§ What the task asks:
Wherever a picture appears, skip it and retype the rest of the data exactly.

§ Given records:
※
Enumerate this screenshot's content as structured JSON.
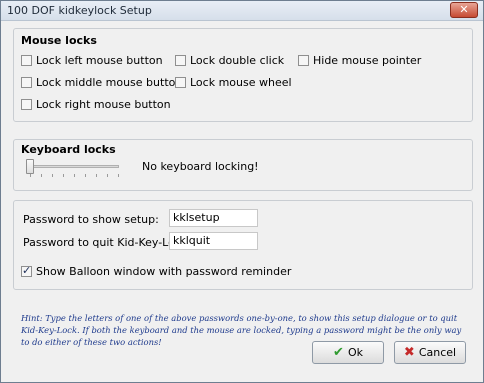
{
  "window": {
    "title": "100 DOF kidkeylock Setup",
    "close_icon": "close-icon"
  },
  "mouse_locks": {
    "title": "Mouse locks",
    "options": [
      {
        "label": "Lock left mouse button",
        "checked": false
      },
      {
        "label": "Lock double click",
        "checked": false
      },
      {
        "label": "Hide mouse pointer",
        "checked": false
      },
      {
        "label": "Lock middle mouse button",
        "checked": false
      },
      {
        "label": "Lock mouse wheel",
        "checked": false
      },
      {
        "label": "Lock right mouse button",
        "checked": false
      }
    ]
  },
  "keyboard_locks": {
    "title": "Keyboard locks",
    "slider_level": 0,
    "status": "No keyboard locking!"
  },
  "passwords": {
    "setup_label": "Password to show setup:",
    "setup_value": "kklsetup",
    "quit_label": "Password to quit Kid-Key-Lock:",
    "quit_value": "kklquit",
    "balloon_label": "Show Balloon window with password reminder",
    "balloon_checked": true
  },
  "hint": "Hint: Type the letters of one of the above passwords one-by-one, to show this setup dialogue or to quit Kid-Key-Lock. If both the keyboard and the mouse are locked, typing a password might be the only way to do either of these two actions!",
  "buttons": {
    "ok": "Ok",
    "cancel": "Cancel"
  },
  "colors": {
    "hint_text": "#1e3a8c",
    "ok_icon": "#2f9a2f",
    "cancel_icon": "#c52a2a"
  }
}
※
§ Your response:
Enumerate this screenshot's content as structured JSON.
{
  "window": {
    "title": "100 DOF kidkeylock Setup",
    "close_icon": "close-icon"
  },
  "mouse_locks": {
    "title": "Mouse locks",
    "options": [
      {
        "label": "Lock left mouse button",
        "checked": false
      },
      {
        "label": "Lock double click",
        "checked": false
      },
      {
        "label": "Hide mouse pointer",
        "checked": false
      },
      {
        "label": "Lock middle mouse button",
        "checked": false
      },
      {
        "label": "Lock mouse wheel",
        "checked": false
      },
      {
        "label": "Lock right mouse button",
        "checked": false
      }
    ]
  },
  "keyboard_locks": {
    "title": "Keyboard locks",
    "slider_level": 0,
    "status": "No keyboard locking!"
  },
  "passwords": {
    "setup_label": "Password to show setup:",
    "setup_value": "kklsetup",
    "quit_label": "Password to quit Kid-Key-Lock:",
    "quit_value": "kklquit",
    "balloon_label": "Show Balloon window with password reminder",
    "balloon_checked": true
  },
  "hint": "Hint: Type the letters of one of the above passwords one-by-one, to show this setup dialogue or to quit Kid-Key-Lock. If both the keyboard and the mouse are locked, typing a password might be the only way to do either of these two actions!",
  "buttons": {
    "ok": "Ok",
    "cancel": "Cancel"
  },
  "colors": {
    "hint_text": "#1e3a8c",
    "ok_icon": "#2f9a2f",
    "cancel_icon": "#c52a2a"
  }
}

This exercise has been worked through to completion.